- **YOUR GOAL**
Only the number is needed: how many lines of the entries below contain the word "thru".

** Opening SUPPLIED RECORDS block **

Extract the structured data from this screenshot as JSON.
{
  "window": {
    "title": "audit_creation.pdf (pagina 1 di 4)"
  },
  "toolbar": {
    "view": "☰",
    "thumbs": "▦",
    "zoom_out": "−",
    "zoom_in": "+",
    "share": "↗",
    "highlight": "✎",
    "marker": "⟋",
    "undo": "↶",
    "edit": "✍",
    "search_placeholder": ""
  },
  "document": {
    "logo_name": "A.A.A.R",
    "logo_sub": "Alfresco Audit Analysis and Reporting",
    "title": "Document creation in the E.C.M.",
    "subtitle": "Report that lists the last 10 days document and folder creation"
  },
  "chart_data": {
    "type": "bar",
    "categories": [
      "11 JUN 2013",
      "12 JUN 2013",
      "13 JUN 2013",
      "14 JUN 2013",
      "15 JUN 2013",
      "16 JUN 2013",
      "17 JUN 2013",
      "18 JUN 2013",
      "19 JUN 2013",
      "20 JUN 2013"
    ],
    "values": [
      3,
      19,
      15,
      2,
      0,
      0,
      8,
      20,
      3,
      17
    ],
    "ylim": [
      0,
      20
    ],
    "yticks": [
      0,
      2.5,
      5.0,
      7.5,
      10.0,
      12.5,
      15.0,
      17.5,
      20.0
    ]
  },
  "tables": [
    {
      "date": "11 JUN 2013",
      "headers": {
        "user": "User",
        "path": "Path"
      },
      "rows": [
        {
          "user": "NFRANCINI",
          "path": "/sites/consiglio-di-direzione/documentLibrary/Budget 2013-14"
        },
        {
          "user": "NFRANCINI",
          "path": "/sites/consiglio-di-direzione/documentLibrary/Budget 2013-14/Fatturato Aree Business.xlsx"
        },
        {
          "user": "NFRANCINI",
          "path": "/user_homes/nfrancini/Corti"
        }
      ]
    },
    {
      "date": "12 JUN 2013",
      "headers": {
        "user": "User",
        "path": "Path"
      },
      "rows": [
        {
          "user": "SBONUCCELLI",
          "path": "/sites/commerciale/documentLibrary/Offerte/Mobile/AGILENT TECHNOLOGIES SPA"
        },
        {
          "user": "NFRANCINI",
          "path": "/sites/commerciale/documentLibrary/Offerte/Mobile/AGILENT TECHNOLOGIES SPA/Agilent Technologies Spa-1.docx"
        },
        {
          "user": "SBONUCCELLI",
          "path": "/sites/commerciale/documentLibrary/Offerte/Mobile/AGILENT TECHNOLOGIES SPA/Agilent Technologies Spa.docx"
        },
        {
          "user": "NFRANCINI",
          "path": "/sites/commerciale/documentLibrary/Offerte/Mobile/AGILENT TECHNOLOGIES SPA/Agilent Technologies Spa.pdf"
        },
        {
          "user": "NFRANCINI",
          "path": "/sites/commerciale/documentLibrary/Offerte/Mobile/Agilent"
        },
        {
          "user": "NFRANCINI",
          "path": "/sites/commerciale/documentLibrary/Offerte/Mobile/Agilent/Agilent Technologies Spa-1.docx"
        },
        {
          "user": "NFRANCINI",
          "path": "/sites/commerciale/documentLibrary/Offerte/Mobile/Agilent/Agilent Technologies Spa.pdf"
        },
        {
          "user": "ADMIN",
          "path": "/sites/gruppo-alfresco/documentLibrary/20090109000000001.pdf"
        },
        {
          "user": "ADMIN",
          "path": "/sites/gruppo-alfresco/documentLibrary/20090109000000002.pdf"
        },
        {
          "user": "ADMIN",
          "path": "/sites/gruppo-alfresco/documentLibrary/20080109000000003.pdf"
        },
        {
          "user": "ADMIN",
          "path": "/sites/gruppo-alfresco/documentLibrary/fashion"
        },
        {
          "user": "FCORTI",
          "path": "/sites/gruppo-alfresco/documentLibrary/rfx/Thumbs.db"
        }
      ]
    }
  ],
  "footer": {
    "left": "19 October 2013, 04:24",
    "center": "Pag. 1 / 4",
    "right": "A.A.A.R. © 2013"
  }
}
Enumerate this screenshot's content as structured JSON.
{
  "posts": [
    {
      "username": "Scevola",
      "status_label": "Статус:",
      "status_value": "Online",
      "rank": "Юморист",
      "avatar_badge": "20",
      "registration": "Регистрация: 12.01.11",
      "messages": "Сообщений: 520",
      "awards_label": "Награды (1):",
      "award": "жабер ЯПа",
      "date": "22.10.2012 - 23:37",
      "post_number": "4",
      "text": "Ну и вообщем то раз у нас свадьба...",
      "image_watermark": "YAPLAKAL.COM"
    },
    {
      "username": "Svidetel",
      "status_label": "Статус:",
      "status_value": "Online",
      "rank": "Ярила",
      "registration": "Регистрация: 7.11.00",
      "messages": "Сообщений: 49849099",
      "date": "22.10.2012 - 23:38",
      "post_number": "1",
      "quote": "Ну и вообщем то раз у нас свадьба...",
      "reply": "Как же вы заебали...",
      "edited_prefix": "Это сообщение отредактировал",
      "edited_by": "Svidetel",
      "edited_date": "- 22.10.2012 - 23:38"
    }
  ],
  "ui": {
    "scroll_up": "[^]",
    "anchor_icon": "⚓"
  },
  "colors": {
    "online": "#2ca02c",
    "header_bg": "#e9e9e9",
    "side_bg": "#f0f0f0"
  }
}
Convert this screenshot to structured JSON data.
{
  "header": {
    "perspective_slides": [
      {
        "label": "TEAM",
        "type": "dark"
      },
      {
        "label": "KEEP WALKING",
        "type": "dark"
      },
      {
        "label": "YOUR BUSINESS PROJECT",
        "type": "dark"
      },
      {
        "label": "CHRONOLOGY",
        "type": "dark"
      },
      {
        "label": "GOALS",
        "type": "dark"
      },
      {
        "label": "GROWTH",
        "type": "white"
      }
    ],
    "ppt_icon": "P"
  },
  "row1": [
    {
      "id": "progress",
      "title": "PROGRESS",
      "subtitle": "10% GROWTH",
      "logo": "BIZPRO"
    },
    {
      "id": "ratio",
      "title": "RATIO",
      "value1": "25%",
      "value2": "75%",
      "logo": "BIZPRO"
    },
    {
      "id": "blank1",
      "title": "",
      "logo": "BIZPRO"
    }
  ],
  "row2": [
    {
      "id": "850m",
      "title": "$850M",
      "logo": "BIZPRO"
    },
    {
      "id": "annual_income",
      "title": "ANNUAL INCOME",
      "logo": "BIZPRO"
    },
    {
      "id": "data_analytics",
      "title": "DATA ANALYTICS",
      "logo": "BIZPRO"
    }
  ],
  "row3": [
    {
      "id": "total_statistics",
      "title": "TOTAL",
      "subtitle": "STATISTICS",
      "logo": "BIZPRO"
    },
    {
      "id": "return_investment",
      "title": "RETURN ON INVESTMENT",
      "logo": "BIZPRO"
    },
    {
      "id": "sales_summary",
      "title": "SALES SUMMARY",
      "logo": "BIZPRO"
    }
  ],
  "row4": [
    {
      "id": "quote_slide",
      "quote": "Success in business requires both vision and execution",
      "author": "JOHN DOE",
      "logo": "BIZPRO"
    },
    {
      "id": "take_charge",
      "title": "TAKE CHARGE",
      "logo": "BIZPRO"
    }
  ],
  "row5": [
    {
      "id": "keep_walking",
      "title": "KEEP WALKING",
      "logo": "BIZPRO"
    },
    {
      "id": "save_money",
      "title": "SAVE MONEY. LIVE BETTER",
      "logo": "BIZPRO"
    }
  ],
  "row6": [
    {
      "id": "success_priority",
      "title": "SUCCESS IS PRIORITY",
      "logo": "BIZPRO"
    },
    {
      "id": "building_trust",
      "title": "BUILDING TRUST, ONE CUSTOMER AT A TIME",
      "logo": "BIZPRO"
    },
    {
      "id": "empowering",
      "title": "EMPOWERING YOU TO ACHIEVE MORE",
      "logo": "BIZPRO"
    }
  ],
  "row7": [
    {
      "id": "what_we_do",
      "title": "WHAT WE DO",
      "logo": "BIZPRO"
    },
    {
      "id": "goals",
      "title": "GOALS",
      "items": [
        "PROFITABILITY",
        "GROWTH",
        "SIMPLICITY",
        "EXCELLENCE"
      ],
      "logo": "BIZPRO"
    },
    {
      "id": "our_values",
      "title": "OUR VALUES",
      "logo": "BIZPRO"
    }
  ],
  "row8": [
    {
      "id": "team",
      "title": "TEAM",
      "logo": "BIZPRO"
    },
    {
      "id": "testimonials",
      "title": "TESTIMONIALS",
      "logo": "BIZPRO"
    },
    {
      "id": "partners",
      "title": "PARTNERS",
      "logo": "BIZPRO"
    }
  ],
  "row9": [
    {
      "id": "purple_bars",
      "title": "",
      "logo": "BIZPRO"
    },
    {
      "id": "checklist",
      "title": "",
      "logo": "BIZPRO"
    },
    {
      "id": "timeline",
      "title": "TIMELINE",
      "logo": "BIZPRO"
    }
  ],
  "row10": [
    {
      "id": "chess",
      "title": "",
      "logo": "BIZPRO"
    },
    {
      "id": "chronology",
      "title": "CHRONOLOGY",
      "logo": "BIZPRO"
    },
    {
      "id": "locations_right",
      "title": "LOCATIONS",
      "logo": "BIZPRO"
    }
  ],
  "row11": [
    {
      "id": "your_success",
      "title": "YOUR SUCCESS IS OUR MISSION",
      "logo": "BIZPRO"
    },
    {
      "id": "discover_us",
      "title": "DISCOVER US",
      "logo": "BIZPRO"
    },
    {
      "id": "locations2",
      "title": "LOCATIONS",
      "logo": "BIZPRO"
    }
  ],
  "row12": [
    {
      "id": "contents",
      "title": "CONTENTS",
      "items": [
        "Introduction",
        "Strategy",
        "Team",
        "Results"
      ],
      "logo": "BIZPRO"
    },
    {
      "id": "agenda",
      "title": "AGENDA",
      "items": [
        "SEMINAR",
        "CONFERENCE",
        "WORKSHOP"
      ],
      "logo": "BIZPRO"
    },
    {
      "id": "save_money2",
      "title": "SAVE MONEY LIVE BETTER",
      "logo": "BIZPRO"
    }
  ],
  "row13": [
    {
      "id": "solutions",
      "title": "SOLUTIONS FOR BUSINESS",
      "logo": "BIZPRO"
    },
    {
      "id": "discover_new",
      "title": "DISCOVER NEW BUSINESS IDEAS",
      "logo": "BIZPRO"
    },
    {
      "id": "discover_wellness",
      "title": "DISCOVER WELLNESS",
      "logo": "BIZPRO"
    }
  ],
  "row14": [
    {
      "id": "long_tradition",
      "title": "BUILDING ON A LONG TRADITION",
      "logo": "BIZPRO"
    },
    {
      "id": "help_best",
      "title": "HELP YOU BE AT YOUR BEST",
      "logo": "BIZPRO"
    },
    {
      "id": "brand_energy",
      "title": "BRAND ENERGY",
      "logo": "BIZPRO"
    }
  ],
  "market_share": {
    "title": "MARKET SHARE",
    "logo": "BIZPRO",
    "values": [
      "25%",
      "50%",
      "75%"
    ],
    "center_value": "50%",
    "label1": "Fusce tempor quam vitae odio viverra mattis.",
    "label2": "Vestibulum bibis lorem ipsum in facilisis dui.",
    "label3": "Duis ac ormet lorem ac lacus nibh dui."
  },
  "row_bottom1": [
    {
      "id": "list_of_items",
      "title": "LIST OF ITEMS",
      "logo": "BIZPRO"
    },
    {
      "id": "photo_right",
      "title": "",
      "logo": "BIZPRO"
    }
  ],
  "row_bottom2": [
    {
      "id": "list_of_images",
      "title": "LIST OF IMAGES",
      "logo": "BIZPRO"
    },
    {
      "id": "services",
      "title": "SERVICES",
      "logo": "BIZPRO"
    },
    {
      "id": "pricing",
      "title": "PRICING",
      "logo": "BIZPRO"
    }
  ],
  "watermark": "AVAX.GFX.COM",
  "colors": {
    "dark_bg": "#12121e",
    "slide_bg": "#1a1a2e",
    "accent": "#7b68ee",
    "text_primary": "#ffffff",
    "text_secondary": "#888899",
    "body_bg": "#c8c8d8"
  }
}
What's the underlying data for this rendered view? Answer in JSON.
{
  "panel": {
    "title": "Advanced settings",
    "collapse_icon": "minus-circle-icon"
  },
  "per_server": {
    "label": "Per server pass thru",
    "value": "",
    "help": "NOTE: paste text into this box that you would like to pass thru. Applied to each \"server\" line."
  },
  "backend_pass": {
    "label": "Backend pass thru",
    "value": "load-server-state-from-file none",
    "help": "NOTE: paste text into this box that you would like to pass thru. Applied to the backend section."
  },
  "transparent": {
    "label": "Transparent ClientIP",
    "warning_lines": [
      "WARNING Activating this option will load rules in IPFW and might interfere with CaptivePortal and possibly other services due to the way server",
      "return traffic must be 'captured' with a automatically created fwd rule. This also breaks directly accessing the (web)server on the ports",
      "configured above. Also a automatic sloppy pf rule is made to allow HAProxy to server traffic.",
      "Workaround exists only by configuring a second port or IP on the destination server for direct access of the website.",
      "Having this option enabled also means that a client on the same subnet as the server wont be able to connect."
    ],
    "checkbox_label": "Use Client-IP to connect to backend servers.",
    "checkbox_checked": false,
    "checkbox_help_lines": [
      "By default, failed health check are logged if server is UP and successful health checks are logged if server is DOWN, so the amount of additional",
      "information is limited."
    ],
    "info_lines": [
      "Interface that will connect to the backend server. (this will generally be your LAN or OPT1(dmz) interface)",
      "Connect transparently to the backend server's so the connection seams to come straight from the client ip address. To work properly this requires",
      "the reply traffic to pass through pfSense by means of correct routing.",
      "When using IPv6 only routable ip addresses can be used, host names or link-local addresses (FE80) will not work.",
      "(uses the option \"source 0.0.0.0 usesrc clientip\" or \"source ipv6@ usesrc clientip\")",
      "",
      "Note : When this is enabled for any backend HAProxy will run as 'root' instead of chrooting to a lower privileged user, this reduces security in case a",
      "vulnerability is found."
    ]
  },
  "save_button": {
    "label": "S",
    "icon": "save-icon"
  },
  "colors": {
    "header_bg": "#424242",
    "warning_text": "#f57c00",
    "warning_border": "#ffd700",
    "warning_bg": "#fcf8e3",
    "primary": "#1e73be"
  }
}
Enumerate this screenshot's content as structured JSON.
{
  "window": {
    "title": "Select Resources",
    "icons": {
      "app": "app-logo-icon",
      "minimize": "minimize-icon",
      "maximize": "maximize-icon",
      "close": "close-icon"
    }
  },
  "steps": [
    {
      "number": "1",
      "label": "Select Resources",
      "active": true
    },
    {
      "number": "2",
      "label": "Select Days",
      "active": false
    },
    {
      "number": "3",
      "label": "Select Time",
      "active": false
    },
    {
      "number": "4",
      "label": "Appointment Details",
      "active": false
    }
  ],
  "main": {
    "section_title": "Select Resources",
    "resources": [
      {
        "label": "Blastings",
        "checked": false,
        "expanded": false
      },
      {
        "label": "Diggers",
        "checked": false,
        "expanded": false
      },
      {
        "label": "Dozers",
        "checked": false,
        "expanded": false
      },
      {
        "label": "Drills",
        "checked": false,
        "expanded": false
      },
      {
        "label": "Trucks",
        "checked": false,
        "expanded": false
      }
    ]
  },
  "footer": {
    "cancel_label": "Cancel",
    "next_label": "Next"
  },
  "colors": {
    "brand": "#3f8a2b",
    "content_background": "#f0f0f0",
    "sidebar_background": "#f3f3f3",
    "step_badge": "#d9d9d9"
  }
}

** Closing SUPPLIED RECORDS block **

- **REPLY TO THE EXERCISE**
4